01 Jan Henry Cejudo: Sean O’Malley ‘thinks he’s better than what he really is’
Despite constantly jabbing at him on social media, Henry Cejudo actually doesn’t have anything against Sean O’Malley.
The former two-division UFC champion, who has continuously taken shots at certain fighters since his retirement, addressed what appeared to be genuine disdain for O’Malley in recent months.
Cejudo was relentless going after O’Malley before and after his recent loss to Marlon “Chito” Vera, but ultimately “Triple C” believes the former Contender Series winner just isn’t as good as advertised and he doesn’t mind telling him about it.
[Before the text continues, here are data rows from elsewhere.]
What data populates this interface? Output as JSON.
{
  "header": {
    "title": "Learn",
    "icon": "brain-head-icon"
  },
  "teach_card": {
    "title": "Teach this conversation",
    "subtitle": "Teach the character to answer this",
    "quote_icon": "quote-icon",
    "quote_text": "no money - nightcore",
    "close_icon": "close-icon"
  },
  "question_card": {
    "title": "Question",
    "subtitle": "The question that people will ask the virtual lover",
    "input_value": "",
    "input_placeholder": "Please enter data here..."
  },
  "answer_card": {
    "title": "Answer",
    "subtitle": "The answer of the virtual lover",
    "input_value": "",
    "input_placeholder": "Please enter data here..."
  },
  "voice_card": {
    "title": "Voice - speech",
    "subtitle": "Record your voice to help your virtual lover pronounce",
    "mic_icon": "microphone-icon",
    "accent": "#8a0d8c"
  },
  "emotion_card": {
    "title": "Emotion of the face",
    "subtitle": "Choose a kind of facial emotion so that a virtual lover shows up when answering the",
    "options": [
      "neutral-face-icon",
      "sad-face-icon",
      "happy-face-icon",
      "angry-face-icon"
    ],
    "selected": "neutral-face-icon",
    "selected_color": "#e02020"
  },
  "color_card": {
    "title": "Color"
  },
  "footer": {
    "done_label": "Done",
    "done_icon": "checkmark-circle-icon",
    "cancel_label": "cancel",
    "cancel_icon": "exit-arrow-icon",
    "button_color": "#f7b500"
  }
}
“I’ll be honest with you, I actually like the kid. In some way I’m hating on him, in some way I like him,” Cejudo told retired UFC fighter Mike Swick on his podcast. “I’m weird like that. I wish the kid the best, but I also think that he thinks he’s better than what he really is. Even though he’s got the gifts, he’s got great distance, great demeanor, great fakes. Watching those like very subtle. I look at all these minor little details but he hasn’t been built to freaking last.
“He hasn’t been through a war. You can give the pain but can you take the pain? That’s the difference between somebody like Sean O’Malley and me. Does he have better striking than me? Probably because of his length and his range, makes him a little dangerous. But you’ve just got to be the full package.”
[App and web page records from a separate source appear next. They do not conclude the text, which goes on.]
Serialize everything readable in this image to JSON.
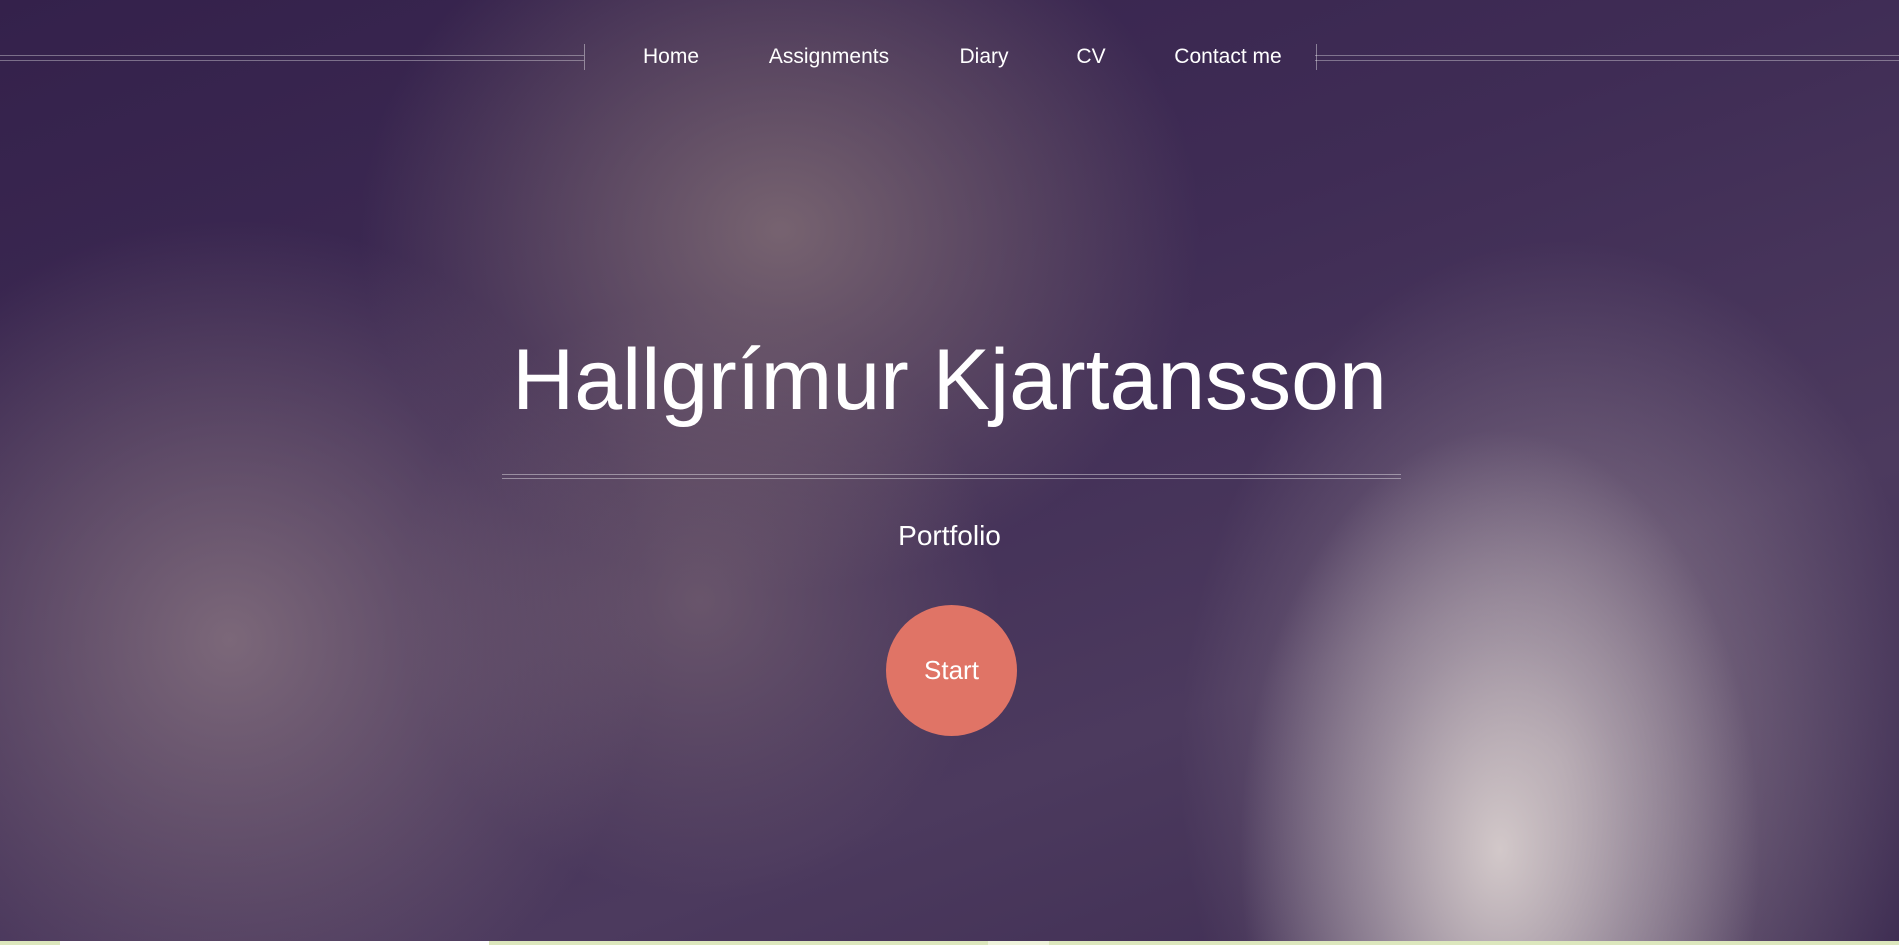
{
  "nav": {
    "items": [
      "Home",
      "Assignments",
      "Diary",
      "CV",
      "Contact me"
    ]
  },
  "hero": {
    "title": "Hallgrímur Kjartansson",
    "subtitle": "Portfolio",
    "start_label": "Start"
  },
  "colors": {
    "accent": "#e07466",
    "background": "#3a2850"
  }
}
In the days leading up to O’Malley’s fight, Cejudo actually saw areas that he felt Vera could exploit so he reached out to the former Ultimate Fighter: Latin America competitor to offer his advice on a potential game plan.
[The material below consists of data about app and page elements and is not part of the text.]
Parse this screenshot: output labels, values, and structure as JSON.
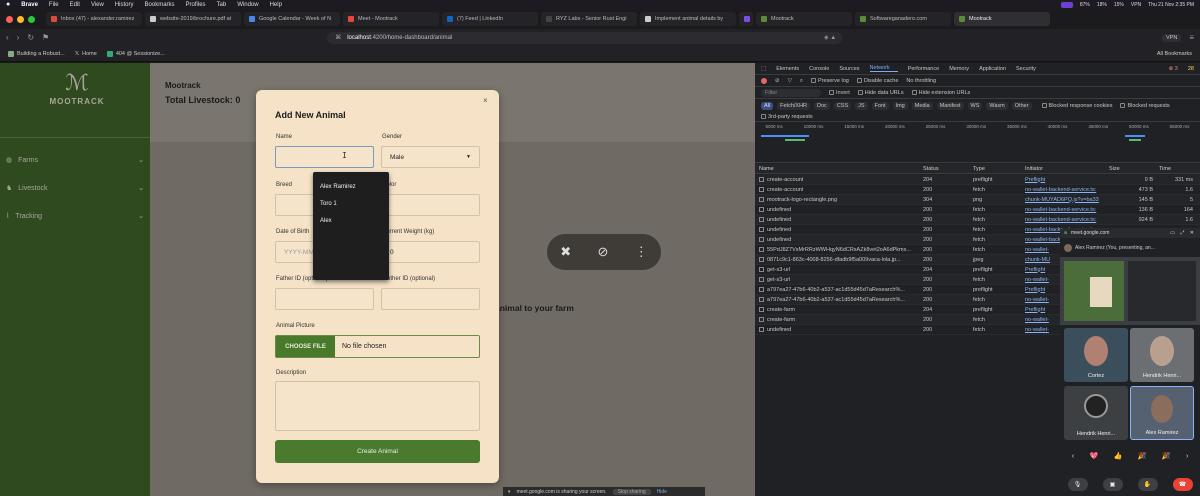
{
  "macos_menubar": {
    "app": "Brave",
    "menus": [
      "File",
      "Edit",
      "View",
      "History",
      "Bookmarks",
      "Profiles",
      "Tab",
      "Window",
      "Help"
    ],
    "status": [
      "87%",
      "18%",
      "15%",
      "VPN",
      "Thu 21 Nov 2:35 PM"
    ]
  },
  "browser": {
    "tabs": [
      {
        "label": "Inbox (47) - alexander.ramirez",
        "color": "#d64d3c"
      },
      {
        "label": "website-2019/brochure.pdf at",
        "color": "#cccccc"
      },
      {
        "label": "Google Calendar - Week of N",
        "color": "#4a86e8"
      },
      {
        "label": "Meet - Mootrack",
        "color": "#e8453c"
      },
      {
        "label": "(7) Feed | LinkedIn",
        "color": "#0a66c2"
      },
      {
        "label": "RYZ Labs - Senior Rust Engi",
        "color": "#444444"
      },
      {
        "label": "Implement animal details by",
        "color": "#cccccc"
      },
      {
        "label": "",
        "color": "#7c4ddf"
      },
      {
        "label": "Mootrack",
        "color": "#5b8a3a"
      },
      {
        "label": "Softwareganadero.com",
        "color": "#5b8a3a"
      },
      {
        "label": "Mootrack",
        "color": "#5b8a3a",
        "active": true
      }
    ],
    "url_host": "localhost",
    "url_path": ":4200/home-dashboard/animal",
    "vpn_label": "VPN",
    "bookmarks": [
      "Building a Robust...",
      "Home",
      "404 @ Sessionize..."
    ],
    "all_bookmarks": "All Bookmarks"
  },
  "app": {
    "logo_text": "MOOTRACK",
    "sidebar": [
      {
        "label": "Farms"
      },
      {
        "label": "Livestock"
      },
      {
        "label": "Tracking"
      }
    ],
    "header_title": "Mootrack",
    "total_livestock": "Total Livestock: 0",
    "background_text": "animal to your farm",
    "share_notice": "meet.google.com is sharing your screen.",
    "stop_sharing": "Stop sharing",
    "hide": "Hide"
  },
  "modal": {
    "title": "Add New Animal",
    "close": "×",
    "fields": {
      "name_label": "Name",
      "gender_label": "Gender",
      "gender_value": "Male",
      "breed_label": "Breed",
      "color_label": "Color",
      "dob_label": "Date of Birth",
      "dob_placeholder": "YYYY-MM-DD",
      "weight_label": "Current Weight (kg)",
      "weight_value": "0",
      "father_label": "Father ID (optional)",
      "mother_label": "Mother ID (optional)",
      "picture_label": "Animal Picture",
      "choose_file": "CHOOSE FILE",
      "no_file": "No file chosen",
      "description_label": "Description"
    },
    "submit": "Create Animal"
  },
  "autocomplete": [
    "Alex Ramirez",
    "Toro 1",
    "Alex"
  ],
  "devtools": {
    "tabs": [
      "Elements",
      "Console",
      "Sources",
      "Network",
      "Performance",
      "Memory",
      "Application",
      "Security"
    ],
    "selected_tab": "Network",
    "errors": "⊗ 3",
    "warnings": "28",
    "toolbar": [
      "Preserve log",
      "Disable cache",
      "No throttling"
    ],
    "filter_placeholder": "Filter",
    "filter_opts": [
      "Invert",
      "Hide data URLs",
      "Hide extension URLs"
    ],
    "chips": [
      "All",
      "Fetch/XHR",
      "Doc",
      "CSS",
      "JS",
      "Font",
      "Img",
      "Media",
      "Manifest",
      "WS",
      "Wasm",
      "Other"
    ],
    "blocked": [
      "Blocked response cookies",
      "Blocked requests"
    ],
    "third_party": "3rd-party requests",
    "ticks": [
      "5000 ms",
      "10000 ms",
      "15000 ms",
      "20000 ms",
      "25000 ms",
      "30000 ms",
      "35000 ms",
      "40000 ms",
      "45000 ms",
      "50000 ms",
      "55000 ms"
    ],
    "columns": [
      "Name",
      "Status",
      "Type",
      "Initiator",
      "Size",
      "Time"
    ],
    "rows": [
      {
        "name": "create-account",
        "status": "204",
        "type": "preflight",
        "initiator": "Preflight",
        "size": "0 B",
        "time": "331 ms"
      },
      {
        "name": "create-account",
        "status": "200",
        "type": "fetch",
        "initiator": "no-wallet-backend-service.ts:",
        "size": "473 B",
        "time": "1.6"
      },
      {
        "name": "mootrack-logo-rectangle.png",
        "status": "304",
        "type": "png",
        "initiator": "chunk-MUYAD6PQ.js?v=ba33",
        "size": "145 B",
        "time": "5"
      },
      {
        "name": "undefined",
        "status": "200",
        "type": "fetch",
        "initiator": "no-wallet-backend-service.ts:",
        "size": "136 B",
        "time": "164"
      },
      {
        "name": "undefined",
        "status": "200",
        "type": "fetch",
        "initiator": "no-wallet-backend-service.ts:",
        "size": "924 B",
        "time": "1.6"
      },
      {
        "name": "undefined",
        "status": "200",
        "type": "fetch",
        "initiator": "no-wallet-backend-service.ts:",
        "size": "",
        "time": ""
      },
      {
        "name": "undefined",
        "status": "200",
        "type": "fetch",
        "initiator": "no-wallet-backend-service.ts:",
        "size": "",
        "time": ""
      },
      {
        "name": "55PdJ8Z7VsMrRRzWWHqyN6dCRsAZk8vet2oA6dPkmx...",
        "status": "200",
        "type": "fetch",
        "initiator": "no-wallet-",
        "size": "",
        "time": ""
      },
      {
        "name": "0871c9c1-863c-4008-8256-dfadb9f5a009vaca-lola.jp...",
        "status": "200",
        "type": "jpeg",
        "initiator": "chunk-MU",
        "size": "",
        "time": ""
      },
      {
        "name": "get-s3-url",
        "status": "204",
        "type": "preflight",
        "initiator": "Preflight",
        "size": "",
        "time": ""
      },
      {
        "name": "get-s3-url",
        "status": "200",
        "type": "fetch",
        "initiator": "no-wallet-",
        "size": "",
        "time": ""
      },
      {
        "name": "a797ea27-47b6-40b2-a537-ac1d55d45d7aResearch%...",
        "status": "200",
        "type": "preflight",
        "initiator": "Preflight",
        "size": "",
        "time": ""
      },
      {
        "name": "a797ea27-47b6-40b2-a537-ac1d55d45d7aResearch%...",
        "status": "200",
        "type": "fetch",
        "initiator": "no-wallet-",
        "size": "",
        "time": ""
      },
      {
        "name": "create-farm",
        "status": "204",
        "type": "preflight",
        "initiator": "Preflight",
        "size": "",
        "time": ""
      },
      {
        "name": "create-farm",
        "status": "200",
        "type": "fetch",
        "initiator": "no-wallet-",
        "size": "",
        "time": ""
      },
      {
        "name": "undefined",
        "status": "200",
        "type": "fetch",
        "initiator": "no-wallet-",
        "size": "",
        "time": ""
      }
    ]
  },
  "meet": {
    "host": "meet.google.com",
    "presenter": "Alex Ramirez (You, presenting, an...",
    "participants": [
      {
        "name": "Cortez"
      },
      {
        "name": "Hendrik Henri..."
      },
      {
        "name": "Hendrik Henri..."
      },
      {
        "name": "Alex Ramirez"
      }
    ],
    "reactions": [
      "‹",
      "💖",
      "👍",
      "🎉",
      "🎉",
      "›"
    ]
  }
}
“Right before he fought Sean O’Malley, I sent him a message,” Cejudo said. “We’re not even friends but we have a lot of friends in common. I’m like listen the way to beat this dude — make him fight his ‘B’ side. Put him in the clinch, put him against the cage and because of the stance because he’s always heavy with his lead foot forward, I said smoke the hands and take out the f**king kicks. Just smoke the hands and just blasting that front kick, that calf kick.
“Because it’s been taking everybody out. It’s happened to me with Demetrious [Johnson]. This is why I kind of went from the karate stance to a little more neutral because people were catching onto it a little bit too much.”
According to Cejudo, it didn’t take long for Vera to respond to him, although he gave credit to the Ecuadorean native for already targeting a similar strategy for the O’Malley fight.
“He answered me right away,” Cejudo said. “He’s like ‘it’s good to hear from you champ, that means a lot to me’ so I didn’t give him the game plan because I think they kind of already had that down but when somebody’s able to tell you and convey to you, it just assures it to you so much better when you fight.”
Cejudo believes one of the biggest problems plaguing O’Malley right now is a lack of experience in difficult situations, which is just something every fighter needs to face at some point during their career.
He was forced to face a similar gut check moment in his first fight against former UFC flyweight champion Demetrious Johnson, who blasted Cejudo and put him away with strikes in the opening round.
Cejudo then returned just over two years later where he earned a split decision victory against Johnson to claim his first UFC title.
The key now is seeing how O’Malley responds.
“He’s inexperienced in that sense, in all due respect. He really is inexperienced of competition,” Cejudo said. “He can give the pain but he can’t take the pain. It’s nothing to do with him being a star because I also feel like his greatest attribute is him being confident.
“He actually believes in his own smoke, as you should but there’s a difference when you get in there with somebody that can kick you. Somebody that’s not going to shy away from you. Somebody that’s going to put you through the deep waters and how are you going to respond? A true champion is revealed by how you respond to adversity.”